[Instructions to follow] A faithful retyping of every entry below is wanted, with images left out.

[Exercise inputs]
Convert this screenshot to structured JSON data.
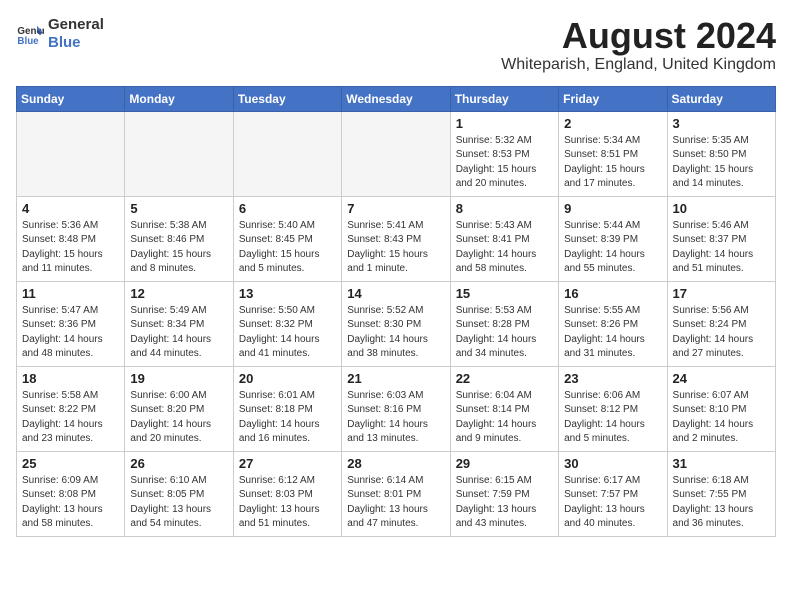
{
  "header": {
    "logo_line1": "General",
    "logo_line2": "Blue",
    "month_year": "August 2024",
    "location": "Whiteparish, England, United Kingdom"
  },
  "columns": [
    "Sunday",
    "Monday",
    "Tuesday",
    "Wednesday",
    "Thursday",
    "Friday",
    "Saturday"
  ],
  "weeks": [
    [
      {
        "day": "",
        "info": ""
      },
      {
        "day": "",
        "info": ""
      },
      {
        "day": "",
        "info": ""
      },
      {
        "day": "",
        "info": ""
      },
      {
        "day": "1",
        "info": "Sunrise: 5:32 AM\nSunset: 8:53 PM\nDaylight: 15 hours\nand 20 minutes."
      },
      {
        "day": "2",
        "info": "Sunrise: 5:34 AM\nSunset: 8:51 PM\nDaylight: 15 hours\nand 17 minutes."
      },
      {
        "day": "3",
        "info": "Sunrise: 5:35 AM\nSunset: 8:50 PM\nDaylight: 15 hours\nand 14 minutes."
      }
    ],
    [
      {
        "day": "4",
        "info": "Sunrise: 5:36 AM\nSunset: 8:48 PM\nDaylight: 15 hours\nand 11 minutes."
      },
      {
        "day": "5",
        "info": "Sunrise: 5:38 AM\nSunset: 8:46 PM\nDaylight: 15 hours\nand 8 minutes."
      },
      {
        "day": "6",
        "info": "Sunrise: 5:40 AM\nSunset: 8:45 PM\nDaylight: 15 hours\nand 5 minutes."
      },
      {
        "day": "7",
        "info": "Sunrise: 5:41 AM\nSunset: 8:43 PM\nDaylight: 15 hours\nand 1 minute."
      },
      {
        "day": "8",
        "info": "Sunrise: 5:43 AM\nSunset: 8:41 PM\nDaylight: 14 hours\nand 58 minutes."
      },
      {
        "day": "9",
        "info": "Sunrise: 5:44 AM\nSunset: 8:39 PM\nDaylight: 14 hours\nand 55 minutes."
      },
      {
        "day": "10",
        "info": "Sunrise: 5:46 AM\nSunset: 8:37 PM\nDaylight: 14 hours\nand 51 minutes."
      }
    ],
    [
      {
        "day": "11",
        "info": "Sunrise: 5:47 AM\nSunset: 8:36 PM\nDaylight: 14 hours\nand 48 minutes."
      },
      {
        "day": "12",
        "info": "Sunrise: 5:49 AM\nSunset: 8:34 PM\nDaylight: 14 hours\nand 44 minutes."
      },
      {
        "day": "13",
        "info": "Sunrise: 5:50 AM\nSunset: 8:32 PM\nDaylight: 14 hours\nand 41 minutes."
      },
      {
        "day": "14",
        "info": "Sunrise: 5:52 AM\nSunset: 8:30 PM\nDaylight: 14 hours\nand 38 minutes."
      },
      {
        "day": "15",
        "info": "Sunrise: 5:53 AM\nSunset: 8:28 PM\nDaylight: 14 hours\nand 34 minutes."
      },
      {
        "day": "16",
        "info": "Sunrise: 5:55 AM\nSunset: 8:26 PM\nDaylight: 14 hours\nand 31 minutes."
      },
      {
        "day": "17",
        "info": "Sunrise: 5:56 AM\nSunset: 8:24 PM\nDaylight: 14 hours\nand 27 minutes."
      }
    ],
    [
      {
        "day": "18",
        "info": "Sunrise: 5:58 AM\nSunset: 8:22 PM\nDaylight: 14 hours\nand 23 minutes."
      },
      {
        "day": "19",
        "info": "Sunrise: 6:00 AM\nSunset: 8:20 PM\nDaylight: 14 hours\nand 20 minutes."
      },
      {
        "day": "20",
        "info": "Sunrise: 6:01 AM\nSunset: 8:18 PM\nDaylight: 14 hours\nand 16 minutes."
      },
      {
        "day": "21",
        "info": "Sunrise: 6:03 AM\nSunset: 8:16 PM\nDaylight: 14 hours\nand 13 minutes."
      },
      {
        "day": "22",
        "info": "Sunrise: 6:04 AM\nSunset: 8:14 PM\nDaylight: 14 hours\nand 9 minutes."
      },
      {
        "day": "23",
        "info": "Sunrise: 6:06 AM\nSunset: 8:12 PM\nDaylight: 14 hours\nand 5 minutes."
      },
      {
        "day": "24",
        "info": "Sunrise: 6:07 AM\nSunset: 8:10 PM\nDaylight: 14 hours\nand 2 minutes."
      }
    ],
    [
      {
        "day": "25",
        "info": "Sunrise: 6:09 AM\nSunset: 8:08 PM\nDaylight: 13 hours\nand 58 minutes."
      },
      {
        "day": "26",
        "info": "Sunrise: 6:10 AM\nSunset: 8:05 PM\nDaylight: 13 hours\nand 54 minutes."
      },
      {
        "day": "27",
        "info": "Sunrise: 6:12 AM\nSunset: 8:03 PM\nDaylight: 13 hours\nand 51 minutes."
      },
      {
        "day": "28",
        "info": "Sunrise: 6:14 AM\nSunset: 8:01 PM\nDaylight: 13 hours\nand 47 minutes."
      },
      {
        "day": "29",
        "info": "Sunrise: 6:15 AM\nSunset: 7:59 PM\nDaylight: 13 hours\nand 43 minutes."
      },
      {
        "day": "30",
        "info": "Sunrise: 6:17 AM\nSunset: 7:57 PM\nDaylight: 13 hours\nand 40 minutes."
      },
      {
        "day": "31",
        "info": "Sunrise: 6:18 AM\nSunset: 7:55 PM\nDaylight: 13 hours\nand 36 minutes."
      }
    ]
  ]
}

[Response to this exercise]
Convert this screenshot to structured JSON data.
{
  "header": {
    "logo_line1": "General",
    "logo_line2": "Blue",
    "month_year": "August 2024",
    "location": "Whiteparish, England, United Kingdom"
  },
  "columns": [
    "Sunday",
    "Monday",
    "Tuesday",
    "Wednesday",
    "Thursday",
    "Friday",
    "Saturday"
  ],
  "weeks": [
    [
      {
        "day": "",
        "info": ""
      },
      {
        "day": "",
        "info": ""
      },
      {
        "day": "",
        "info": ""
      },
      {
        "day": "",
        "info": ""
      },
      {
        "day": "1",
        "info": "Sunrise: 5:32 AM\nSunset: 8:53 PM\nDaylight: 15 hours\nand 20 minutes."
      },
      {
        "day": "2",
        "info": "Sunrise: 5:34 AM\nSunset: 8:51 PM\nDaylight: 15 hours\nand 17 minutes."
      },
      {
        "day": "3",
        "info": "Sunrise: 5:35 AM\nSunset: 8:50 PM\nDaylight: 15 hours\nand 14 minutes."
      }
    ],
    [
      {
        "day": "4",
        "info": "Sunrise: 5:36 AM\nSunset: 8:48 PM\nDaylight: 15 hours\nand 11 minutes."
      },
      {
        "day": "5",
        "info": "Sunrise: 5:38 AM\nSunset: 8:46 PM\nDaylight: 15 hours\nand 8 minutes."
      },
      {
        "day": "6",
        "info": "Sunrise: 5:40 AM\nSunset: 8:45 PM\nDaylight: 15 hours\nand 5 minutes."
      },
      {
        "day": "7",
        "info": "Sunrise: 5:41 AM\nSunset: 8:43 PM\nDaylight: 15 hours\nand 1 minute."
      },
      {
        "day": "8",
        "info": "Sunrise: 5:43 AM\nSunset: 8:41 PM\nDaylight: 14 hours\nand 58 minutes."
      },
      {
        "day": "9",
        "info": "Sunrise: 5:44 AM\nSunset: 8:39 PM\nDaylight: 14 hours\nand 55 minutes."
      },
      {
        "day": "10",
        "info": "Sunrise: 5:46 AM\nSunset: 8:37 PM\nDaylight: 14 hours\nand 51 minutes."
      }
    ],
    [
      {
        "day": "11",
        "info": "Sunrise: 5:47 AM\nSunset: 8:36 PM\nDaylight: 14 hours\nand 48 minutes."
      },
      {
        "day": "12",
        "info": "Sunrise: 5:49 AM\nSunset: 8:34 PM\nDaylight: 14 hours\nand 44 minutes."
      },
      {
        "day": "13",
        "info": "Sunrise: 5:50 AM\nSunset: 8:32 PM\nDaylight: 14 hours\nand 41 minutes."
      },
      {
        "day": "14",
        "info": "Sunrise: 5:52 AM\nSunset: 8:30 PM\nDaylight: 14 hours\nand 38 minutes."
      },
      {
        "day": "15",
        "info": "Sunrise: 5:53 AM\nSunset: 8:28 PM\nDaylight: 14 hours\nand 34 minutes."
      },
      {
        "day": "16",
        "info": "Sunrise: 5:55 AM\nSunset: 8:26 PM\nDaylight: 14 hours\nand 31 minutes."
      },
      {
        "day": "17",
        "info": "Sunrise: 5:56 AM\nSunset: 8:24 PM\nDaylight: 14 hours\nand 27 minutes."
      }
    ],
    [
      {
        "day": "18",
        "info": "Sunrise: 5:58 AM\nSunset: 8:22 PM\nDaylight: 14 hours\nand 23 minutes."
      },
      {
        "day": "19",
        "info": "Sunrise: 6:00 AM\nSunset: 8:20 PM\nDaylight: 14 hours\nand 20 minutes."
      },
      {
        "day": "20",
        "info": "Sunrise: 6:01 AM\nSunset: 8:18 PM\nDaylight: 14 hours\nand 16 minutes."
      },
      {
        "day": "21",
        "info": "Sunrise: 6:03 AM\nSunset: 8:16 PM\nDaylight: 14 hours\nand 13 minutes."
      },
      {
        "day": "22",
        "info": "Sunrise: 6:04 AM\nSunset: 8:14 PM\nDaylight: 14 hours\nand 9 minutes."
      },
      {
        "day": "23",
        "info": "Sunrise: 6:06 AM\nSunset: 8:12 PM\nDaylight: 14 hours\nand 5 minutes."
      },
      {
        "day": "24",
        "info": "Sunrise: 6:07 AM\nSunset: 8:10 PM\nDaylight: 14 hours\nand 2 minutes."
      }
    ],
    [
      {
        "day": "25",
        "info": "Sunrise: 6:09 AM\nSunset: 8:08 PM\nDaylight: 13 hours\nand 58 minutes."
      },
      {
        "day": "26",
        "info": "Sunrise: 6:10 AM\nSunset: 8:05 PM\nDaylight: 13 hours\nand 54 minutes."
      },
      {
        "day": "27",
        "info": "Sunrise: 6:12 AM\nSunset: 8:03 PM\nDaylight: 13 hours\nand 51 minutes."
      },
      {
        "day": "28",
        "info": "Sunrise: 6:14 AM\nSunset: 8:01 PM\nDaylight: 13 hours\nand 47 minutes."
      },
      {
        "day": "29",
        "info": "Sunrise: 6:15 AM\nSunset: 7:59 PM\nDaylight: 13 hours\nand 43 minutes."
      },
      {
        "day": "30",
        "info": "Sunrise: 6:17 AM\nSunset: 7:57 PM\nDaylight: 13 hours\nand 40 minutes."
      },
      {
        "day": "31",
        "info": "Sunrise: 6:18 AM\nSunset: 7:55 PM\nDaylight: 13 hours\nand 36 minutes."
      }
    ]
  ]
}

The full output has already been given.